UNFPA country rep urges Gambia to refuse FGM/C

Jun 3, 2024, 11:16 AM | Article By: Cherno Omar Bobb

Ndey Rose Sarr, UNFPA country representative to The Gambia, has said that Female Genital Mutilation/Cutting is a harmful and a human rights violation. She added that it is also a sexual rights violation and child rights violation that should not be allowed by The Gambia.

Madam Sarr made the remarks on Thursday at ActionAid Conference Hall during the launch of the first ever National Social Media Campaign against FGM/C ‘With Young People’, ‘For Young People’ and ‘By Young People’ in The Gambia.

The Coalition of CSOs against FGM/C under the leadership of Network Against Gender Based Violence (NGBV) launched the campaign to support the national development plan in ending FGM/C.

The idea was borne out of young people’s desire to end FGM/C in their generation. A desire that older activists/advocates, government and development partners had but could not accomplish despite all the giant strikes made over the years.

The Social Media campaign aims to increase awareness on FGM/C facts among young people, mobilize young people to speak up for protection of women and girls from FGM and other harmful practices; build a Country/Regional network of young people who can use social media to raise awareness on FGM and other social issues, thus, contributing to the prevention of similar backlash in future.

The campaign will employ different strategies including using social media platforms that are popular with young people, such as Instagram, Snapchat, and TikTok.

The campaign will also involve creating engaging content that is relevant to young people's lives, collaborating with young influencers who have a large following on social media, running contests and give-aways to incentivise participation and partnering with organisations that are working to address social issue.

Jaha Dukureh, founder of Safe Hands for Girls, said that the prophet (P.B.U.H) teaches us that if the harm outweighs the benefits in something then we should do away with it.

According to her, medical doctors around the world have showcased that FGM is harmful and brings no benefit to women.

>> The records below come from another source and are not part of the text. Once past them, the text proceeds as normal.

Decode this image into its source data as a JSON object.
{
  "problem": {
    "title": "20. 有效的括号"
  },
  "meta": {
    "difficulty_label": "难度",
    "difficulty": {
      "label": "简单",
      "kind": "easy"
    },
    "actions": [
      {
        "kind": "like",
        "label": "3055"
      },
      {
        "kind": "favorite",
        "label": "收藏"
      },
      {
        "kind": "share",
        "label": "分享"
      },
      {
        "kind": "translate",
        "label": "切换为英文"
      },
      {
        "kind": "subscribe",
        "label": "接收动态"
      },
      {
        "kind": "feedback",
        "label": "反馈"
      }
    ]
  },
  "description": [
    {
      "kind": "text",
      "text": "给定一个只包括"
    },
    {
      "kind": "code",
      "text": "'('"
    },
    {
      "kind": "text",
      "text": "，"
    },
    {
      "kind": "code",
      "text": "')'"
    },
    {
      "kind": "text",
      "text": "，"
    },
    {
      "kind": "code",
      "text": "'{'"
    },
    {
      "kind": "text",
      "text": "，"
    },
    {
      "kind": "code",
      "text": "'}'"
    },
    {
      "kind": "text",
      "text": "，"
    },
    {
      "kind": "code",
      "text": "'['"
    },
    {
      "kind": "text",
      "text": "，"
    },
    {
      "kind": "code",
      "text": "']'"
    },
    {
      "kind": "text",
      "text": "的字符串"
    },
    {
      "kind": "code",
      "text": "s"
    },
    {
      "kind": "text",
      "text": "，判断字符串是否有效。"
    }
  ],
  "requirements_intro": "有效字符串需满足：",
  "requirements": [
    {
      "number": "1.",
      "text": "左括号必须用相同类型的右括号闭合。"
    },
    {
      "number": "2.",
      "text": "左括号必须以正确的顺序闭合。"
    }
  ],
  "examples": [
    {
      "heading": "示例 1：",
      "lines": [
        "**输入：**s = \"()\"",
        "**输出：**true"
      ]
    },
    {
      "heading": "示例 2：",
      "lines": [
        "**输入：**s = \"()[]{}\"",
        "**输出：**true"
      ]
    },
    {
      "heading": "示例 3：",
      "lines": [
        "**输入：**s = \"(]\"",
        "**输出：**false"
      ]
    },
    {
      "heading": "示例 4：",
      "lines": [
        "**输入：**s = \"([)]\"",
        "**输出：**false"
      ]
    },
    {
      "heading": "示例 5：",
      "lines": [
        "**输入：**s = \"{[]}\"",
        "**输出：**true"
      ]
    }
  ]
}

Fatou Baldeh, an FGM/C survivor, said the media has been used in The Gambia to silence survivors of not only FGM/C but other forms of sexual and gender based violence too.

This, according to her, has contributed to why many women do not come out and share their experiences.

However, she said the media can be used in a positive way to amplify voices of survivors as well as empower women and girls.

She pointed out that it’s important that they break the culture of silence because by doing so, they are empowering other survivors to also speak up to move away from the notion that FGM/C does not affect women and girls.

Fanta Ceesay, social media influencer, said the fight against FGM should be about fearlessness. “We have some men as allies but we also have some men who are so quick to dismiss our experiences,” she observed. However, she said this time they would not be dismissed.

Fallu Sowe, national coordinator for the Network Against Gender Based Violence (NGBV), recognised the support and partnership of UN agencies and development partners.

He called on youth of The Gambia to make good use of the social media platforms to amplify their voices against FGM/C and all forms of violence and harmful traditional practices against women and girls in The Gambia.

According to The Gambia Demographic Health Survey (GBoS 2019/2020), 73% of women aged 15-49 are circumcised, despite national efforts to eliminate the practice in the country for the past four decades.

The report also revealed that the most common type of FGM/C in The Gambia is Type II (some flesh removed), with 73% of circumcised women undergoing this procedure, and 17% of women underwent Type III procedure (also known as infibulation or sealing). Only 1% of women underwent Type I procedure (clitoris nicked). Therefore, the study confirmed that 90% of our women and girls who underwent FGM/C have been subjected to type II and III which have serious health consequences on them.

This evidence informed the decision to launch the social media campaign for young people to protect current girls who are yet to be subjected to the harmful practice and future girls and women.